(Page and application data records)
== Segment start ==

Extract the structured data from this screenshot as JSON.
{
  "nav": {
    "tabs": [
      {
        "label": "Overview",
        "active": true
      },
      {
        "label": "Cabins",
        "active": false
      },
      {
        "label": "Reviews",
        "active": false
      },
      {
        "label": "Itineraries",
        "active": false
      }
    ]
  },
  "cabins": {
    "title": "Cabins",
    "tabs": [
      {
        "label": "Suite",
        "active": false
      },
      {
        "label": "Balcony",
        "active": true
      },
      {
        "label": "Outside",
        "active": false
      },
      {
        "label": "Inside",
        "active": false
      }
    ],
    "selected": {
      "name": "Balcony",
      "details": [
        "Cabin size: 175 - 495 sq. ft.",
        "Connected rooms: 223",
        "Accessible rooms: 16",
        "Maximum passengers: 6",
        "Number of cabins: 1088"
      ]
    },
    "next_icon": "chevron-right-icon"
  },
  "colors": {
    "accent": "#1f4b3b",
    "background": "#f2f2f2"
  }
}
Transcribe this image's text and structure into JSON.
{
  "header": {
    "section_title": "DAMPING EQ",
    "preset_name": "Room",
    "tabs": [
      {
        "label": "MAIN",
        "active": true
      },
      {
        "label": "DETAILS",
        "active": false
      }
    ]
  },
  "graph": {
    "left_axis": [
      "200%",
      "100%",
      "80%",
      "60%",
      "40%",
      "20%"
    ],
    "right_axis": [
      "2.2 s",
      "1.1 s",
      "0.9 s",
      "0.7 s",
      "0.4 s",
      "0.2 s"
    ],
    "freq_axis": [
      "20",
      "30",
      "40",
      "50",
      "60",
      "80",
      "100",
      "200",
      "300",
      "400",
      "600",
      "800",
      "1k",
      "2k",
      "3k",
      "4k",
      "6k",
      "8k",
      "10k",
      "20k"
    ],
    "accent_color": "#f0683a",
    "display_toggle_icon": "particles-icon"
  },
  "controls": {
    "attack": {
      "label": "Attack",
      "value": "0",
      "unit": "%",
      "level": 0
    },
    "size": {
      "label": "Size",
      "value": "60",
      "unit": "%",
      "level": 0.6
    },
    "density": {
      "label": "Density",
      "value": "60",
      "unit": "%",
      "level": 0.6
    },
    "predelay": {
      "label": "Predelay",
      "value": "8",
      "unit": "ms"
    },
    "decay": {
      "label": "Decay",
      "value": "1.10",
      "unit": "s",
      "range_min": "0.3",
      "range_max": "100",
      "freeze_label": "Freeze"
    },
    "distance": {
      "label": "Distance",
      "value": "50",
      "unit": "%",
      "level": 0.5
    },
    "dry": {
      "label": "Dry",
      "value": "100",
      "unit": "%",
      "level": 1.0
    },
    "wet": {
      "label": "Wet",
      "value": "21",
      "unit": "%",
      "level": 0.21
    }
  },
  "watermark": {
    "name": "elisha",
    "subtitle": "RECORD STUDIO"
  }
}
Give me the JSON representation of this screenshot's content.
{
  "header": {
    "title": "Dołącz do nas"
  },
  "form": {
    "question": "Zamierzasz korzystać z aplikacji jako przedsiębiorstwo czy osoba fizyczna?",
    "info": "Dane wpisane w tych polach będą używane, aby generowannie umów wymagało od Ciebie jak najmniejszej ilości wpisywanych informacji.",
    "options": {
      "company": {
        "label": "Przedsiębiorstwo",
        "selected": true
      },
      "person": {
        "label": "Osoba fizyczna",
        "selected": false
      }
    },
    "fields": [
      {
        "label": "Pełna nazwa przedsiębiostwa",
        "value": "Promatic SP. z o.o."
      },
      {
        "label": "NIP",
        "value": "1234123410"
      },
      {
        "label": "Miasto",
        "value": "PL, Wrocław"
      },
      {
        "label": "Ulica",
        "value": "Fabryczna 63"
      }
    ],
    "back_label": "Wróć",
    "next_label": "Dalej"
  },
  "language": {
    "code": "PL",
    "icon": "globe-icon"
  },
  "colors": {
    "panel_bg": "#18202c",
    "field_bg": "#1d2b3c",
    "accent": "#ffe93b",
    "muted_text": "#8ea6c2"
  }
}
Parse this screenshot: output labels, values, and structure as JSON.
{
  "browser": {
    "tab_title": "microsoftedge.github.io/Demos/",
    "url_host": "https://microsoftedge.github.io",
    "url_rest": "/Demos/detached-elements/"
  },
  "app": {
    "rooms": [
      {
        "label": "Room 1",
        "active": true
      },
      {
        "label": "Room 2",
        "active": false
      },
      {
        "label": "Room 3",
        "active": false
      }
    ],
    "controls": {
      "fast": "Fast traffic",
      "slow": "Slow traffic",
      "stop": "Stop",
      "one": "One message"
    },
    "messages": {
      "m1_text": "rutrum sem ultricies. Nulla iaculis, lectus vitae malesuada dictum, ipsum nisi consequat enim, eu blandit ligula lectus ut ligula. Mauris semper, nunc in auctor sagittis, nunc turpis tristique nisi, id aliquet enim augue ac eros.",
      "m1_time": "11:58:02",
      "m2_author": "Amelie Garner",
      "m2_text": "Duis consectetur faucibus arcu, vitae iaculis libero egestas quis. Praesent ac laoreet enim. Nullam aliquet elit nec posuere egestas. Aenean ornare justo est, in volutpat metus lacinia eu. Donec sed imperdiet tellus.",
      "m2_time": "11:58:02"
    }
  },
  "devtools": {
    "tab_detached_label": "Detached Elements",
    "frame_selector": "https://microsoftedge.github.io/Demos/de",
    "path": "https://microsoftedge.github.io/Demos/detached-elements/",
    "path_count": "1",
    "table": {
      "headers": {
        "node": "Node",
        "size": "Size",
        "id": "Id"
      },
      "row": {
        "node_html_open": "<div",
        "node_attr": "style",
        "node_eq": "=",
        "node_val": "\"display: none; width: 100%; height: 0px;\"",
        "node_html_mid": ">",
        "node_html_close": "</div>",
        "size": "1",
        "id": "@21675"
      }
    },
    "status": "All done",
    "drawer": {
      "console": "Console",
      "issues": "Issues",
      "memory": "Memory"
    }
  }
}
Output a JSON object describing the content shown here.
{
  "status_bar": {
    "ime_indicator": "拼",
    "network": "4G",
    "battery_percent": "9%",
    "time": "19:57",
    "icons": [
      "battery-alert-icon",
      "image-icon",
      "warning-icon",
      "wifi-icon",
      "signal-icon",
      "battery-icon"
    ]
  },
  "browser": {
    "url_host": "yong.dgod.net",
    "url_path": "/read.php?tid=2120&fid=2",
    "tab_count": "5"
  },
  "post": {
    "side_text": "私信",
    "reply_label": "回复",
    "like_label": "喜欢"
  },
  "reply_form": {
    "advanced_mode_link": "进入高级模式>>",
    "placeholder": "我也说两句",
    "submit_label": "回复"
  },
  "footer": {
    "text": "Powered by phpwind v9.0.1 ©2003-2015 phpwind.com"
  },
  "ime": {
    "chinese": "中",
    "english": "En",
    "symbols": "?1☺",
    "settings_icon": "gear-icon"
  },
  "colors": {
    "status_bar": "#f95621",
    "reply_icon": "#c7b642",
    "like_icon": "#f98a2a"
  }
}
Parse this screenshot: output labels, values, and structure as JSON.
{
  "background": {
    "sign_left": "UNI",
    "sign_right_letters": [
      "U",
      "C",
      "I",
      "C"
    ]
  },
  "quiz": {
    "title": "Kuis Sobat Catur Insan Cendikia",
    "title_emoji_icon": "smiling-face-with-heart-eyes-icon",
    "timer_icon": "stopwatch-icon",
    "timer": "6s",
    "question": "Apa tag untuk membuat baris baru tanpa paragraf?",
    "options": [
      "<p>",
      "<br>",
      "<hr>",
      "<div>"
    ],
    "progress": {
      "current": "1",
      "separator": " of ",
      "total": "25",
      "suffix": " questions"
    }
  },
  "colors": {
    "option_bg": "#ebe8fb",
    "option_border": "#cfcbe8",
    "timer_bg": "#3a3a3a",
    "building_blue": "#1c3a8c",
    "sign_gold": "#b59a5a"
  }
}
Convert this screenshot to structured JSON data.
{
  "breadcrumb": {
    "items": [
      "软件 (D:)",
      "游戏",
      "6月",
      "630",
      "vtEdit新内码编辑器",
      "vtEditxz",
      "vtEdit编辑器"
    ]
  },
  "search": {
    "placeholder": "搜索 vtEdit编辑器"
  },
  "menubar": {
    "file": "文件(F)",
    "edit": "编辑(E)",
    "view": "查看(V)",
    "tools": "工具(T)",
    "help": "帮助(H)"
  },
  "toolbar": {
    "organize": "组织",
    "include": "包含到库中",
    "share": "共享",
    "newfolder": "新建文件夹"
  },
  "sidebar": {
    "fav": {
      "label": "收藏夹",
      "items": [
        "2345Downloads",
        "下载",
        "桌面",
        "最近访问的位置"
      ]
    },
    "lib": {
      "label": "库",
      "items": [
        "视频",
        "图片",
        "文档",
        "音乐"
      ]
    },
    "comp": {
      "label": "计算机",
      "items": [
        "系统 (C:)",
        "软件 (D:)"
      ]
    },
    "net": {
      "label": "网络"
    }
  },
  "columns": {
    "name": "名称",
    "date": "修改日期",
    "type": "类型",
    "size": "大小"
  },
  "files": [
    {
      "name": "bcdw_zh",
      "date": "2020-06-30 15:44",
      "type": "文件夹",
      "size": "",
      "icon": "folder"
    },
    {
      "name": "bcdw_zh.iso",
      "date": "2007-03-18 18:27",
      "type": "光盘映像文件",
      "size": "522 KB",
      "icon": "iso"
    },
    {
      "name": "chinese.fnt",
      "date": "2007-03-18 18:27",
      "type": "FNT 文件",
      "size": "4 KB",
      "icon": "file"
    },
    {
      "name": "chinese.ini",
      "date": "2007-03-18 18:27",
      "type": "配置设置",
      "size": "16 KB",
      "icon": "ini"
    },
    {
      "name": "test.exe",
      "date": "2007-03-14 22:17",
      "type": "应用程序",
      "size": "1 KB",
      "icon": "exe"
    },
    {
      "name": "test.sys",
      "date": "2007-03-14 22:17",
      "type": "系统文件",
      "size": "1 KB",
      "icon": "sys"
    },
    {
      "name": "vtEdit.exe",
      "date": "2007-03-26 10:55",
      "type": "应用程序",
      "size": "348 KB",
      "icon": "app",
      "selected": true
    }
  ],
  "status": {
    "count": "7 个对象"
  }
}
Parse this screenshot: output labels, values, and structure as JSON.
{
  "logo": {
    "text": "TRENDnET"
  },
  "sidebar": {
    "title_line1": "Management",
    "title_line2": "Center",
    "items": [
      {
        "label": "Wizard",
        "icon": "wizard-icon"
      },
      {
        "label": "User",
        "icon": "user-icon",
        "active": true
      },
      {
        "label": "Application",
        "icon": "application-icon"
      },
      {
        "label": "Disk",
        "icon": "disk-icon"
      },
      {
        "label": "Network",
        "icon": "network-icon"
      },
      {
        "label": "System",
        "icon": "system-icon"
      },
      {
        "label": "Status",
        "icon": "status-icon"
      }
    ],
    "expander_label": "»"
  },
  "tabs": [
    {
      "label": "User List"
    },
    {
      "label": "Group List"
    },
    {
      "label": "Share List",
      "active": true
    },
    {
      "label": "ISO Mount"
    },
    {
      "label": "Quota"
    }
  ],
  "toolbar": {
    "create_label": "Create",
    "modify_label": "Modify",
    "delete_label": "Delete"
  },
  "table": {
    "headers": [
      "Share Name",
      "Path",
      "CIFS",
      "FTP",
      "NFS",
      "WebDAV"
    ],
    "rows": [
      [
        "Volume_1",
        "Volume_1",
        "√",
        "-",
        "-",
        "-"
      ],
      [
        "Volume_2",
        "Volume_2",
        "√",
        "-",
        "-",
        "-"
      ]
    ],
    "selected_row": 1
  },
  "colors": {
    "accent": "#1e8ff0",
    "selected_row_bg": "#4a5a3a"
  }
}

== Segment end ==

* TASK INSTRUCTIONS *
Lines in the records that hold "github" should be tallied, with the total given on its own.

* WRITTEN SOLUTION *
4